One of NPB’s rich teams, the SoftBank Hawks just signed former MLBer Diasuke Matsuzaka for what is most likely three years and 1.2 billion yen (just a little over $10 million in total). Whether or not this turns out to be a good deal for the Hawks depends almost entirely on how healthy Matsuzaka is the next three seasons. By the standards of Japanese baseball, this is a large commitment, although one I have little doubt the Hawks can afford.
The Hawks may also have signed Rick Van Den Hurk for two years and 400 million yen (approximately $3.3 million). Vanden Hurk pitched in South Korea’s KBO this past season, where he was one of the league’s top two pitchers. The 400 million yen deal, if accurate, reflects a hefty raise from what he made (or reasonably could make) in the KBO and considerably more than players coming out of the U.S. AAA leagues or the Mexican League get.
Wladimir Balentien, the best hitter in NPB at least when he’s healthy, will be making 300 million yen or $2.5 million. It will be the second year of a three-year deal which is turning out to be a bargain for the Yakult Swallows, although the team hasn’t been able to surround Balentien with enough talent to field even a .500 record.

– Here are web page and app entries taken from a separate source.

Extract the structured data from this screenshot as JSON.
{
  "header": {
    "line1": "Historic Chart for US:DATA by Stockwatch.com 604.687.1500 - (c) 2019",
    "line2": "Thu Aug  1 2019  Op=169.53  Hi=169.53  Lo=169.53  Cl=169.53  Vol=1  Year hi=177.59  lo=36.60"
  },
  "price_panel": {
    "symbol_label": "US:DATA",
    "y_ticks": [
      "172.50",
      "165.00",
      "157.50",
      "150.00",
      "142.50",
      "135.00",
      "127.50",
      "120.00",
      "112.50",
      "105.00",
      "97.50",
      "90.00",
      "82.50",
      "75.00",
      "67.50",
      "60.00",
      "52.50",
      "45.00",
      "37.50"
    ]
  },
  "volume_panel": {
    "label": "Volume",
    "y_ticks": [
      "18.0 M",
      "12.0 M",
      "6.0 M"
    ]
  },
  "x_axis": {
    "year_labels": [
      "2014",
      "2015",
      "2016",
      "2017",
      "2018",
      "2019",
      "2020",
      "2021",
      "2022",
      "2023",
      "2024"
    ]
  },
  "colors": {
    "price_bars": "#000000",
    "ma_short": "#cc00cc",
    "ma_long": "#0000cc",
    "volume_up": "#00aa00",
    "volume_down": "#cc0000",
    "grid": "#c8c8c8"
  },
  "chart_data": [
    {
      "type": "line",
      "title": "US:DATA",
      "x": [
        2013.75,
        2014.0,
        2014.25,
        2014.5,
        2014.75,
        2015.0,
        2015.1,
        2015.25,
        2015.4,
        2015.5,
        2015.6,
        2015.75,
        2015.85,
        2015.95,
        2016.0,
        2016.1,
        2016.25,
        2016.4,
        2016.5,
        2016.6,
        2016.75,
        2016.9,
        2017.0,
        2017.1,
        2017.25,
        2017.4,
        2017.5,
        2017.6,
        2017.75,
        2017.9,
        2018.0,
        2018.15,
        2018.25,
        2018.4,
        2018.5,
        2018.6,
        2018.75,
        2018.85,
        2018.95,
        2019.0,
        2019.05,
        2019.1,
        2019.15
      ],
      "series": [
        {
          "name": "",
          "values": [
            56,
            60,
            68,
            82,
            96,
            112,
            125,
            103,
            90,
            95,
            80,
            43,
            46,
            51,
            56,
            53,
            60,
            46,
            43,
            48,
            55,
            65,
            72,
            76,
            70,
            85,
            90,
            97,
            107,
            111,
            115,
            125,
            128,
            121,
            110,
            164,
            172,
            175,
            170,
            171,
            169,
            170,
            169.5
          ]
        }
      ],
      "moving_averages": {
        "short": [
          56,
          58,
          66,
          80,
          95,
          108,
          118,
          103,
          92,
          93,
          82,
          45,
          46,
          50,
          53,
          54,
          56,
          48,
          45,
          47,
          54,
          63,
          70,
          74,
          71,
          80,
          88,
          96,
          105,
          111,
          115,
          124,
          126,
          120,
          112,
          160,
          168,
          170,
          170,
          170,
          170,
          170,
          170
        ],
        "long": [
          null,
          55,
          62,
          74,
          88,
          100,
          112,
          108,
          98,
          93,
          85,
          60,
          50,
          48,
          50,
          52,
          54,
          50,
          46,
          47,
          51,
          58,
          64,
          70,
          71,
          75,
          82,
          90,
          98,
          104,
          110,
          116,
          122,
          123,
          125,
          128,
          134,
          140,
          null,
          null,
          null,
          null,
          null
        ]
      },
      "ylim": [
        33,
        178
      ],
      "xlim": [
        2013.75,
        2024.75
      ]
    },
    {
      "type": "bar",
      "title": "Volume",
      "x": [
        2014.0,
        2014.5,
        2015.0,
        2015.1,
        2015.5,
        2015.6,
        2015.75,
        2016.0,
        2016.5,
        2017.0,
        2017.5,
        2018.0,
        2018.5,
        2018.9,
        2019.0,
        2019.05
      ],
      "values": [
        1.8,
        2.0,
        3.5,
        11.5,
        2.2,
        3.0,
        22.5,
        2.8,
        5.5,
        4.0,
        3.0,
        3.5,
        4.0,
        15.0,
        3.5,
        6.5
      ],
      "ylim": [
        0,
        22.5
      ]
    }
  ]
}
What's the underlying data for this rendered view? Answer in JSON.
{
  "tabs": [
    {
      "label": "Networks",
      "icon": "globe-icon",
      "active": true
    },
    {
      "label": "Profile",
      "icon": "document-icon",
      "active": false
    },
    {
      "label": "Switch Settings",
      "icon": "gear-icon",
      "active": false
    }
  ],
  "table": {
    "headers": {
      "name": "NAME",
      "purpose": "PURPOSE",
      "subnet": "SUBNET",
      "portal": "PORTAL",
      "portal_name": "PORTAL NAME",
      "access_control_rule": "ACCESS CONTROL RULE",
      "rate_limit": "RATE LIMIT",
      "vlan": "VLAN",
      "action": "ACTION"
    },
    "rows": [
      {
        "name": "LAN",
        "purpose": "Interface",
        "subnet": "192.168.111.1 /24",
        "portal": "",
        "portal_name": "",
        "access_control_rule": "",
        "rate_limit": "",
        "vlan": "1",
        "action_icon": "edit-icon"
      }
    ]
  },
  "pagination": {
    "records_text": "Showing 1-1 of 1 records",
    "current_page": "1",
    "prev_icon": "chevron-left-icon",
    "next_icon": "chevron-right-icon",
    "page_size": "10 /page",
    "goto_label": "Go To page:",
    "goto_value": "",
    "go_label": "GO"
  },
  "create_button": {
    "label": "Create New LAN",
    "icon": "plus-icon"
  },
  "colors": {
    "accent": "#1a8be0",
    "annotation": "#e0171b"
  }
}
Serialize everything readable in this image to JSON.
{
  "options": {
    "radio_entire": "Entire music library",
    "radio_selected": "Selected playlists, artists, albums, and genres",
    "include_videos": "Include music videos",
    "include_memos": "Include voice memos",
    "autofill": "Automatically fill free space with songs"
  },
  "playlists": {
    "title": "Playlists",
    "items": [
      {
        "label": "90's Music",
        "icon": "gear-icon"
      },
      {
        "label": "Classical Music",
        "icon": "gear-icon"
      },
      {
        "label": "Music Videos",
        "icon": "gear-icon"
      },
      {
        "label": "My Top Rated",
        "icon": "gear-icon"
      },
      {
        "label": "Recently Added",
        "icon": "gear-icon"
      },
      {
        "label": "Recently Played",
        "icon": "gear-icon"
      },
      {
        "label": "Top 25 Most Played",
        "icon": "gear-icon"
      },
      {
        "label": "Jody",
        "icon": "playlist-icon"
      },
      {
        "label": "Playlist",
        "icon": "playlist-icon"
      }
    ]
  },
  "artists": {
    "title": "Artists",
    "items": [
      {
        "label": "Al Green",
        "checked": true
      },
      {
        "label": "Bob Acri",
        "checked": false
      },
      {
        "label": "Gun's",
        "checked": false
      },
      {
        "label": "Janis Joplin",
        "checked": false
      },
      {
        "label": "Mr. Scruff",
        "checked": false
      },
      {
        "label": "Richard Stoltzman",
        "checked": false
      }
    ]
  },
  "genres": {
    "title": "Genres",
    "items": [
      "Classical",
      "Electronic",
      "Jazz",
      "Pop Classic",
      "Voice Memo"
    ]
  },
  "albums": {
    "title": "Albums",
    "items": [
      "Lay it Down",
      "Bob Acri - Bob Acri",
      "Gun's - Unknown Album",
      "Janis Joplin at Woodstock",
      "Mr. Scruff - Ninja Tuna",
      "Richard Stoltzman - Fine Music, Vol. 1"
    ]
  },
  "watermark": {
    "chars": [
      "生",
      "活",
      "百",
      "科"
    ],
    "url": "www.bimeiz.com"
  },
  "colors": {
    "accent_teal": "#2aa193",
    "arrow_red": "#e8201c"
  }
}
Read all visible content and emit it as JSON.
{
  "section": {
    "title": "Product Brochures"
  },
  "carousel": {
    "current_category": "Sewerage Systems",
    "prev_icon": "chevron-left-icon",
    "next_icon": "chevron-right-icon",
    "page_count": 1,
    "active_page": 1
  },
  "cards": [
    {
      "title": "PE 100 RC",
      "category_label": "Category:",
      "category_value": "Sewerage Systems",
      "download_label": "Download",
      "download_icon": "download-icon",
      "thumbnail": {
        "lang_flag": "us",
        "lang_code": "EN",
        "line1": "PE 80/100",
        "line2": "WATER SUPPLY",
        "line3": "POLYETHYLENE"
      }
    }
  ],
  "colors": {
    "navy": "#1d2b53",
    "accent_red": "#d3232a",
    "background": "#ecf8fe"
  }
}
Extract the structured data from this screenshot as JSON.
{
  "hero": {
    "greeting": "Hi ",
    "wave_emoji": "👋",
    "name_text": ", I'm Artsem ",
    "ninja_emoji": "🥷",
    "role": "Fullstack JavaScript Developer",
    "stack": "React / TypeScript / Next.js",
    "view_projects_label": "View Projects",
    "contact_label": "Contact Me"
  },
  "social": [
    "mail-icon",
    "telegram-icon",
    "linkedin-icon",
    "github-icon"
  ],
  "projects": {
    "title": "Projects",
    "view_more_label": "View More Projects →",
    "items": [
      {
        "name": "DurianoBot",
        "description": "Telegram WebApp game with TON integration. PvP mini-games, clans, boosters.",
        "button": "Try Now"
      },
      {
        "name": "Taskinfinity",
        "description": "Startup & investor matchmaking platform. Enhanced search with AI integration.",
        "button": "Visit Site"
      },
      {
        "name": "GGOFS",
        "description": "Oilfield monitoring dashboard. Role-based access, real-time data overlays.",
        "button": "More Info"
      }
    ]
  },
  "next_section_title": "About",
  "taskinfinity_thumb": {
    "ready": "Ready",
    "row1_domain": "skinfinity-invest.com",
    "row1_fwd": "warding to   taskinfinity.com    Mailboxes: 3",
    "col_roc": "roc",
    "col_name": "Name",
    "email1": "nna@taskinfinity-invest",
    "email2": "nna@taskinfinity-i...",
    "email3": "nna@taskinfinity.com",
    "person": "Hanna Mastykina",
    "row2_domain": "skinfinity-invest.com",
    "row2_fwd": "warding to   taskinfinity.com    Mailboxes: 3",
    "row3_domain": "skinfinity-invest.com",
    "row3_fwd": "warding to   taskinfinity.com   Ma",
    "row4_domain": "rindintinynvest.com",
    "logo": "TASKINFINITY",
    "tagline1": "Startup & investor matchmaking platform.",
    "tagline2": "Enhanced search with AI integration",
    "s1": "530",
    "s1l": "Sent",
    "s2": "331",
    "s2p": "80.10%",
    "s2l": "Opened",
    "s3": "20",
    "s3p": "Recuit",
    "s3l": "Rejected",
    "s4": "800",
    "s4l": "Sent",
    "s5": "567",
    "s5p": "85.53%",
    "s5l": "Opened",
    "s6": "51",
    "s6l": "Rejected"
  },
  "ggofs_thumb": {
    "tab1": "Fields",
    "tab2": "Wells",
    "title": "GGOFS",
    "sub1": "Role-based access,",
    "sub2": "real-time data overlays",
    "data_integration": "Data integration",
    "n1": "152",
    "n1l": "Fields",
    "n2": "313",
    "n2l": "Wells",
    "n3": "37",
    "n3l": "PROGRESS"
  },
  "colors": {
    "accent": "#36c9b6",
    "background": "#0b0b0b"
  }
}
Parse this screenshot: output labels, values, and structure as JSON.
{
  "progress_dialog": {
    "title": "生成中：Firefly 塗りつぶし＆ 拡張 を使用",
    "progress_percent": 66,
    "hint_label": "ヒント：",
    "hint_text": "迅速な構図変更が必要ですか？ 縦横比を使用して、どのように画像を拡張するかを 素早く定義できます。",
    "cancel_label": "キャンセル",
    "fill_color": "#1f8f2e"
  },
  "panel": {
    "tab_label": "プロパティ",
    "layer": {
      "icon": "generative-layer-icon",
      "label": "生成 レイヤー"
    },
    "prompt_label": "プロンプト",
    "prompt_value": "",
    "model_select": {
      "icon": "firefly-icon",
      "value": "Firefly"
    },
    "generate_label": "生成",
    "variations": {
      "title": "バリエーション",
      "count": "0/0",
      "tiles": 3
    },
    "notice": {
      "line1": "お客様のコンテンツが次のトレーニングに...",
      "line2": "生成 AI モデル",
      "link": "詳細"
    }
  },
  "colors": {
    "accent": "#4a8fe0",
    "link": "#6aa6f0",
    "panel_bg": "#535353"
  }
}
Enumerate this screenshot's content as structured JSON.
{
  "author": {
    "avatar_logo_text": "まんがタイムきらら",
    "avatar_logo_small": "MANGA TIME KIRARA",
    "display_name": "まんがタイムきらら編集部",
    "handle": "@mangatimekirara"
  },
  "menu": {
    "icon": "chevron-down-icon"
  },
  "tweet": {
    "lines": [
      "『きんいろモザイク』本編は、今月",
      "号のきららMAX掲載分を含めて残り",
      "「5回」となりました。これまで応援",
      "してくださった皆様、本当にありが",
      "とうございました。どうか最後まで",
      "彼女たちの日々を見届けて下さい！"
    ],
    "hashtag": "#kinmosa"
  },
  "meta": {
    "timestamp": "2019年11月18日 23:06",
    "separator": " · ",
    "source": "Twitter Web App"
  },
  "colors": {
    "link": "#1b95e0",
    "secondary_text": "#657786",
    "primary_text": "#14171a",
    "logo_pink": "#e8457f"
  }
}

The Swallows are a low revenue team that signed Balentien and Lastings Milledge to three- and two-year contract extensions before the 2013 season, but which didn’t kick in until after the 2013 season, in order to hold onto these players longer than they would otherwise have been able to. The Balentien deal was brilliant, but Milledge was missed more than half of the last two seasons’ total games to injuries, making the two multi-year extensions something of a wash.
Brad Eldred was re-signed by the Hiroshima Toyo Carp for a reported $915,000, which is not much when you consider that Eldred led all NPB hitters with 37 HRs in 2014 and the Carp set what I believe to be their all-time best attendance record at around 1.9 million. However, the Carp are notoriously cheap, and Eldred is an older player with not much game other than his ability to clout the long-ball.
The other top KBO pitcher this past season, Andy Van Hekken, just resigned with the Nexen Heroes for $700,000 and another $100,000 in performance bonuses, which seems like a pittance for the season he just had. The Heroes are apparently one of the poorest and/or cheapest teams in the KBO, and Van Hekken doesn’t have the same leverage as Van Den Hurk, who fled to NPB, because Van Hekken is five years older.
Meanwhile, KBO’s expansion NC Dinos re-signed their two best foreigners Eric Thames and Charlie Shirek for a cool $1 million each. These contracts seem much more reasonable given what I understand about KBO salaries and the fine 2014 seasons these two players had.